Well darn it all, I’ve been working on my silly Crow Bingo idea for a few weeks now and just as I’m ready to launch it, our provincial government has managed to make the whole bingo concept controversial with this well-meaning, but perhaps rather ill-timed posting:
Here in BC, in addition to Self Care Bingo, we’re playing a game of emotional Snakes and Ladders with vaccines (very slow to arrive) and Variants of Concern (faster to arrive) — so the idea of crying it out in our blanket forts is perhaps just a bit too real.
But, to get back to my (hopefully less controversial) bingo idea.
My goals for Crow Bingo:
get people out of the house
give parents a focus for walks with kids
introduce everyone to the many benefits of Crow Therapy (for when crying in the blanket fort gets old)
encourage an awareness of all aspects of urban nature
sneakily convert people who don’t know they love crows yet
So here we go …
For beginners, Level One Crow Bingo:
You can chose to go for one row at a time, a diagonal or across, but ultimately it shouldn’t be too hard to sweep the whole board and then move on to …
Pardon the rather overwrought title, but it’s true; an elementary school “Nature Collection” assignment changed my life.
It was also, at the age of 7, my first bitter taste of academic failure.
On the face of it, it was a rather fun assignment — go out into nature and make a collection of pods, seed and leaves from a variety of trees.
The one tiny problem was the complete lack of such trees anywhere near where I lived.
Most of my fellow pupils at Saint Andrew’s school, located in the middle of an English industrial city (Newcastle upon Tyne), probably shared my problem. Some of them may have lived within reach of Exhibition Park or the Town Moor, but I lived down on the Quayside. We had the Tyne river, docks, ancient buildings — but no sycamores, oaks or hazel trees for miles.

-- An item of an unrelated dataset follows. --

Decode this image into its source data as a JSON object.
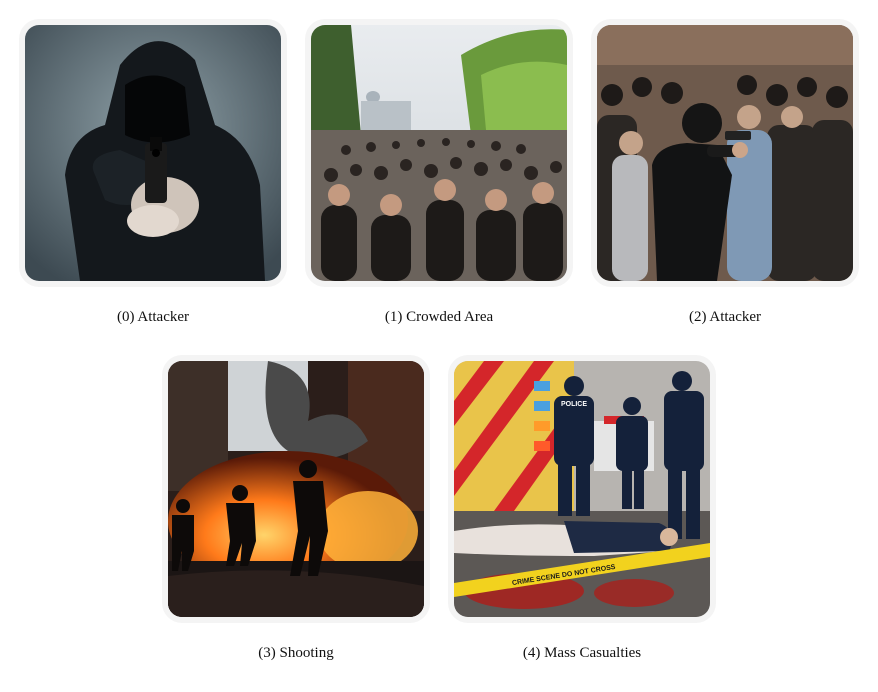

The Quayside in more recent years (2010). Our family’s flat used to be the area circled in red to the left of the photo. I was much more acquainted with the exact girder pattern of the Tyne Bridge just above my bedroom window than I was with the mysteries of trees.
Now, don’t misunderstand me, I loved growing up down there. In spite of the complete lack of any family-oriented facilities (including trees), it was a truly epic place for childhood adventure.
The High Level Bridge viewed from a part of the old walls where we liked to play. There are a few small trees growing there now, but it was mostly just weeds back in the 50’s and 60’s.
There were a handful of kids in the neighbourhood — my little brother and I, the two sons of the pub owner, and the two daughters of another bank caretaker.
We were “free range” and felt we owned the city.
The ancient city walls were our forts and houses, and many games were staged in the abandoned graveyard of All Saints Church.
All Saints Church had no congregation so it was left to turn into an overgrown adventure playground. Because the church itself was a protected historic building it was never demolished.
It didn’t occur to me for a moment that we were nature-deprived. There were, after all, plentiful weeds on the old World War II bomb-sites with which to create spectacular bouquets.
One of my favourite childhood bouquet ingredients. It’s called fireweed here in Canada, but in the UK it has the more poetic name “Rosebay WIllowherb.”
But the dreaded Nature Collection project was real eye opener. I’d never actually seen the sycamore trees it spoke of, with their clever little helicopter seedpods. I certainly had idea where to go and collect samples. My mum, who didn’t drive and had my little brother to look after, couldn’t really help, other that getting some books out of the library for me.
In the end I just handed in some pictures of the items we were supposed to collect. It felt like a massive failure.
Looking back, I feel some lingering annoyance that we were set an assignment so bound fail. It was a classic curriculum vs real life mismatch.
On the other hand, it was a great gift. I feel as if I’ve been diligently working on that darn assignment ever since.
When I moved to other, greener parts of the world, I pressed all kinds of leaves and flowers in books. Sometimes I composed pictures of with the dried results and sent them to my mum back in Newcastle. I recently came across a few ancient specimens in my massive copy of Wild Flowers of the Pacific Northwest.
I still feel a thrill, fifty plus years later, every time I come across any new or particularly beautiful little specimen of leaf, seed, fungus, nest or moss.
Or crow, come to that. We only saw pigeons and gulls down on the Quayside.
I’m always especially thrilled to see the ways in which nature and the city intersect
I love to see a weed forcing it’s way through asphalt, or human rubbish selected by birds to furnish their nests.
I found this fallen and abandoned bushtit nest and “collected” it earlier this year.
Detail of the bushtit nest. Construction materials include moss, spider webs (for strength and stretch), leaves, grass and fragments of man-made fibres.
This crow’s nest I found on the ground recently is a great town bird/country bird collaboration – an ingenious mix of twigs, moss, twine, packing fluff and zap straps.
So, every piece of moss or rust, every bird I see; every lovely fallen leaf that catches my eye; it’s all being mentally added to the ongoing “Nature Collection” project.